Lab chillers remove heat from one object and transfer it to another, usually by means of a liquid. Thermo Fisher Scientific defines chillers as “refrigerated recirculating liquid cooling system[s] consisting of a compressor, condenser, evaporator, pump, and temperature controller, all in one package.”

Chillers cool and maintain temperatures through one of three main methods. Compressor cycling, similar to thermostatic temperature control, maintains a desired temperature by turning the cooling engine on and off.

The main disadvantages are difficulty achieving precise temperature control and compressor wear. By adding a heater to the return loop, the compressor remains constantly on. While less stressful to the chiller mechanism, heater cycling is energy-intensive. Hot-gas bypass is a sort of compromise, providing relative energy-efficiency and long compressor life.

Regardless of the cooling method employed, chillers must release the heat they absorb through either an air- or water-cooled condenser. Because it releases heat to the atmosphere, air-cooled condensing works best with large rooms and small chillers. Large units in small rooms typically use the water-cooled method. Air-cooled chillers require less maintenance than water-cooled units, are simpler in construction, and consume slightly less power; water-cooled chiller condensers must be maintained periodically because of mineral buildup.

Chillers are technically not the same as circulators, although the terms are sometimes used interchangeably (and together). Circulators tend to be small, operate in a wide temperature range, and provide high temperature stability, although they have limited heat removal capability. Chillers are suitable for larger industrial applications and operate in a relatively narrow temperature range with modest (±0.5ºC) stability, but provide much higher heat removal. A circulator’s reservoir can be used as a circulating bath, while a chiller’s cannot.

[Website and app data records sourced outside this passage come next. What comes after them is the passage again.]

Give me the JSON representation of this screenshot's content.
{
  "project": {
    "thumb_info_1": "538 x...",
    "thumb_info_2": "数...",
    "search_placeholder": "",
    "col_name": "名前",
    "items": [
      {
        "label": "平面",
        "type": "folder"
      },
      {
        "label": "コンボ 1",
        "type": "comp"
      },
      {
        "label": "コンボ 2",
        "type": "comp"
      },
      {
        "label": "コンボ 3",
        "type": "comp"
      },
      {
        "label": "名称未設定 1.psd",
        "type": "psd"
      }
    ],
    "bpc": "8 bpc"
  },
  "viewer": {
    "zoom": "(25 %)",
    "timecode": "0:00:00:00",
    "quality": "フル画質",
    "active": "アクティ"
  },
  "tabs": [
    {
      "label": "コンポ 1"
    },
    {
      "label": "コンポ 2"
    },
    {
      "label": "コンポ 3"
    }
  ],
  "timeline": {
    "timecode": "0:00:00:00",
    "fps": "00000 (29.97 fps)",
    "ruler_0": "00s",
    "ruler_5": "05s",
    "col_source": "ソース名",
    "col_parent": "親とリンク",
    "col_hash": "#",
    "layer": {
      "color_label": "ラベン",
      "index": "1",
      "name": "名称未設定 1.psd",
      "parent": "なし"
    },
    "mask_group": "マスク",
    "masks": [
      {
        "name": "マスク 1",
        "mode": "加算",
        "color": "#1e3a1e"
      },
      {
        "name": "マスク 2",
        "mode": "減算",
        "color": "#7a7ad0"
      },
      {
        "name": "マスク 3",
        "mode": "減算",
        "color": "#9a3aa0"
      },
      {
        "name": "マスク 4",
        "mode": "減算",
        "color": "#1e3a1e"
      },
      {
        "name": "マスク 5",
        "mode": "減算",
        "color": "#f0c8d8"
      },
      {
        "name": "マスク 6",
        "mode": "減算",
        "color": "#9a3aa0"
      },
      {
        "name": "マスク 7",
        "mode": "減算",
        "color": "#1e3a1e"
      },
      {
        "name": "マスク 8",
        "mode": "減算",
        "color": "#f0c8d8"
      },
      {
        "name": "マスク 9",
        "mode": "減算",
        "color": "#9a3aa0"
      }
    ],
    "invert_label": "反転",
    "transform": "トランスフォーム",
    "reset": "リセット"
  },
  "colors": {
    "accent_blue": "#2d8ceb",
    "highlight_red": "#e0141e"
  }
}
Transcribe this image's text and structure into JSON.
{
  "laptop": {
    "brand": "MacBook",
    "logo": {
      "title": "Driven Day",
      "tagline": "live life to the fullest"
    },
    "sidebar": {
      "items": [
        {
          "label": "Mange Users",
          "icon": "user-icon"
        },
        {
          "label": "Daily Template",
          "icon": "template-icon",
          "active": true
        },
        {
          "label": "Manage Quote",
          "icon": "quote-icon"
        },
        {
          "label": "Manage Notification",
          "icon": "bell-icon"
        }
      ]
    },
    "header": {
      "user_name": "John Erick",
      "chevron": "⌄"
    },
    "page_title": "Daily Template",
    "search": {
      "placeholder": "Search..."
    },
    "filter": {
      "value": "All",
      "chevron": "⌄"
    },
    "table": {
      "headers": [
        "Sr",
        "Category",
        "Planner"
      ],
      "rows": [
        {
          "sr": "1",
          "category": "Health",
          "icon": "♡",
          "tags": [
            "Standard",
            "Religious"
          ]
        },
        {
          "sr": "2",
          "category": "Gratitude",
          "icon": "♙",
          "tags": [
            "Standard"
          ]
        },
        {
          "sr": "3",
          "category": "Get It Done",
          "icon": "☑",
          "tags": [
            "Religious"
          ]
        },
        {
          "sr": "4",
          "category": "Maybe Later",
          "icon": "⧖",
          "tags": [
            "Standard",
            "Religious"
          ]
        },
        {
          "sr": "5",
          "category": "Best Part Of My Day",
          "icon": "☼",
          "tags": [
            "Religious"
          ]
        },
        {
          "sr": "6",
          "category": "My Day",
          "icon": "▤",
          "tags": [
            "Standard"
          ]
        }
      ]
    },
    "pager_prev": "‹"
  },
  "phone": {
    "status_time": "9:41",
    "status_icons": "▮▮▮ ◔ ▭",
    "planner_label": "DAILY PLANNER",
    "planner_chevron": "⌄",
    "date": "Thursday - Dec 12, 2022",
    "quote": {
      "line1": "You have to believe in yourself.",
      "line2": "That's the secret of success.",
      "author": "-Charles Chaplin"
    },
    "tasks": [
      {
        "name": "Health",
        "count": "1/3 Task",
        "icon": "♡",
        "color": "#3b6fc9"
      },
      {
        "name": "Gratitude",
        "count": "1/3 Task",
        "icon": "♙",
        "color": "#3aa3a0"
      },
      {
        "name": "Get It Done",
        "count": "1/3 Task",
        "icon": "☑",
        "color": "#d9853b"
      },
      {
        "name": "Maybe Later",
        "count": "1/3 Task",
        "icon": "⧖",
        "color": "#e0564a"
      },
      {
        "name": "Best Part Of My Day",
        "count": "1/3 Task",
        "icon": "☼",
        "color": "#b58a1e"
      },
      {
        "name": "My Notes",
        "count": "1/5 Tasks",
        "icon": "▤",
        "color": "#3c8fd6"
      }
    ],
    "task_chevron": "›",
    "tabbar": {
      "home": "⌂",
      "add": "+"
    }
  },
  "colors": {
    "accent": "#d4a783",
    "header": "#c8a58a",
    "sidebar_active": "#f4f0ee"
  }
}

Chillers are rated by the quantity of heat they can remove per unit of time, which depends on the heat characteristics of the application. Most lab managers will be put off by the calculations required for sizing a chiller. Luckily, vendors will perform the calculations provided the user knows the general parameters of heat removal required. A vendor can often help specify a chiller based solely on its intended application.

Chiller capacity is specified in tons, a misleading term that implies mass or weight. In this case, a ton is simply a measure of heat capacity in BTUs. Twelve thousand BTUs equal one “ton.” Tabletop systems used mostly for laboratory processes are referred to as fractional chillers and are available in capacities of onequarter to one-third ton (3,000 and 4,000 BTUs, respectively).

When purchasing a chiller, factors to consider include ambient operating temperature, desired process temperature range, temperature control tolerance, process fluid type, process fluid pumping volume, process fluid supply pressure, and most important, the amount of heat to be dissipated from the process.

EchoTherm™ Model IC20XR

• Can freeze, chill or heat samples from -10°C to 110°C in assay plates, centrifuge tubes, vials and test tubes
• Features a digital display and control of temperature to 1°C
• Includes data logger and RS232 interface to control unit by computer or to record data
• A variety of over 25 standard sample blocks are available

Torrey Pines Scientific
www.torreypinesscientific.com


ThermoFlex 24000

• Newest addition to the NESLAB ThermoFlex series
• Features a cooling capacity of 24,000 watts
• Includes water filters that can be changed while the unit is in operation
• Features an intuitive user interface for ease of operation

Thermo Scientific
www.thermoscientific.com

Aqua Plus Series

• Four models available: digital and analog controlled Unstirred Baths, digital controlled Linear Shaking Baths, and safety protected Boiling Baths
• All models are available in a variety of sizes to meet a wide range of applications
• Feature easy-to-clean stainless steel tanks, drain taps and non-drip polycarbonate lids and bases

Grant Instruments
www.grantsci.com

Bead Bath™

• Designed for use with proprietary beads, which naturally hold items in place
• No need for racks, floats and bottleneck weights
• Users can safely incubate multi-well plates, Petri dishes and open-top samples
• Thermal uniformity is ±0.5°C at 37°C and ±1.0 at 65°C with temperature range of 5°C above ambient to 80°C

Lab Armor
www.labarmor.com